WHAT NEEDS TO BE DONE
Leaving out any pictures, print the entries that follow exactly as they stand.

DATA UNDER STUDY
**********

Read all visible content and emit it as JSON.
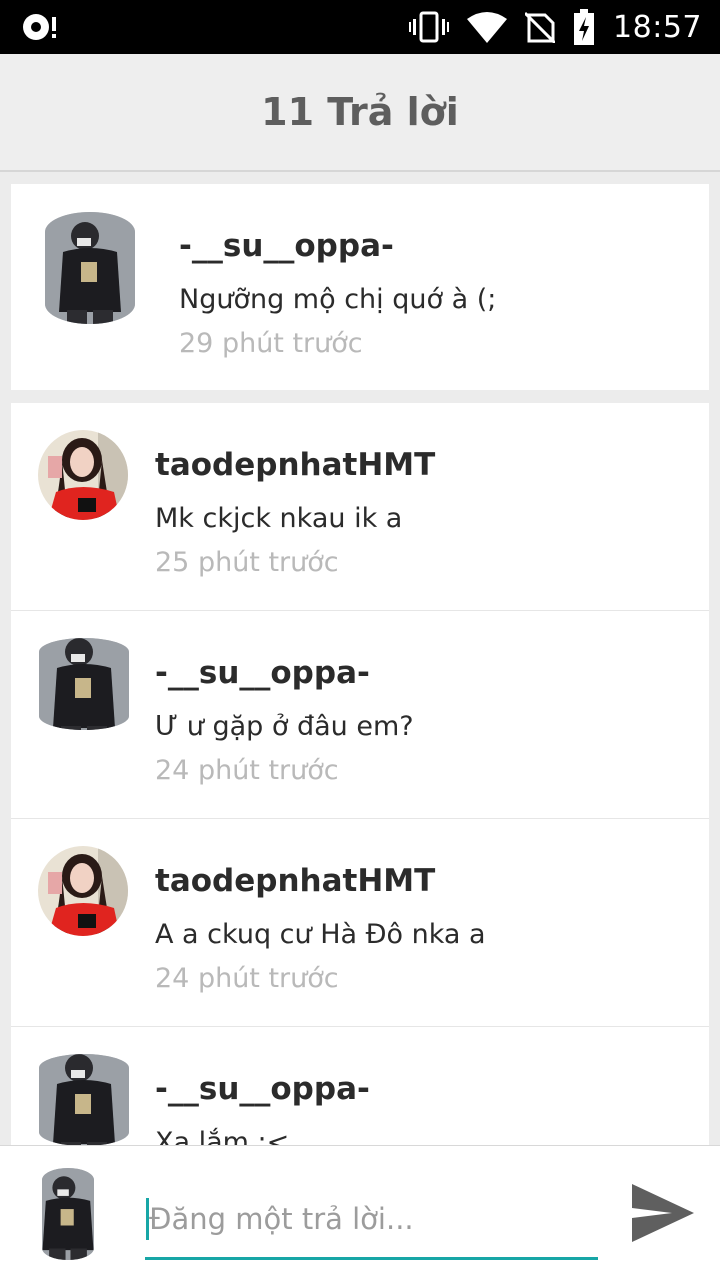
{
  "status_bar": {
    "time": "18:57",
    "icons": [
      "record-icon",
      "vibrate-icon",
      "wifi-icon",
      "no-sim-icon",
      "battery-charging-icon"
    ]
  },
  "header": {
    "title": "11 Trả lời"
  },
  "root_comment": {
    "username": "-__su__oppa-",
    "message": "Ngưỡng mộ chị quớ à (;",
    "time_ago": "29 phút trước"
  },
  "replies": [
    {
      "username": "taodepnhatHMT",
      "message": "Mk ckjck nkau ik a",
      "time_ago": "25 phút trước"
    },
    {
      "username": "-__su__oppa-",
      "message": "Ư ư gặp ở đâu em?",
      "time_ago": "24 phút trước"
    },
    {
      "username": "taodepnhatHMT",
      "message": "A a ckuq cư Hà Đô nka a",
      "time_ago": "24 phút trước"
    },
    {
      "username": "-__su__oppa-",
      "message": "Xa lắm :<",
      "time_ago": ""
    }
  ],
  "compose": {
    "placeholder": "Đăng một trả lời...",
    "value": "",
    "accent_color": "#17a6a6",
    "send_icon": "send-icon"
  }
}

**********

REPLY
Read all visible content and emit it as JSON.
{
  "status_bar": {
    "time": "18:57",
    "icons": [
      "record-icon",
      "vibrate-icon",
      "wifi-icon",
      "no-sim-icon",
      "battery-charging-icon"
    ]
  },
  "header": {
    "title": "11 Trả lời"
  },
  "root_comment": {
    "username": "-__su__oppa-",
    "message": "Ngưỡng mộ chị quớ à (;",
    "time_ago": "29 phút trước"
  },
  "replies": [
    {
      "username": "taodepnhatHMT",
      "message": "Mk ckjck nkau ik a",
      "time_ago": "25 phút trước"
    },
    {
      "username": "-__su__oppa-",
      "message": "Ư ư gặp ở đâu em?",
      "time_ago": "24 phút trước"
    },
    {
      "username": "taodepnhatHMT",
      "message": "A a ckuq cư Hà Đô nka a",
      "time_ago": "24 phút trước"
    },
    {
      "username": "-__su__oppa-",
      "message": "Xa lắm :<",
      "time_ago": ""
    }
  ],
  "compose": {
    "placeholder": "Đăng một trả lời...",
    "value": "",
    "accent_color": "#17a6a6",
    "send_icon": "send-icon"
  }
}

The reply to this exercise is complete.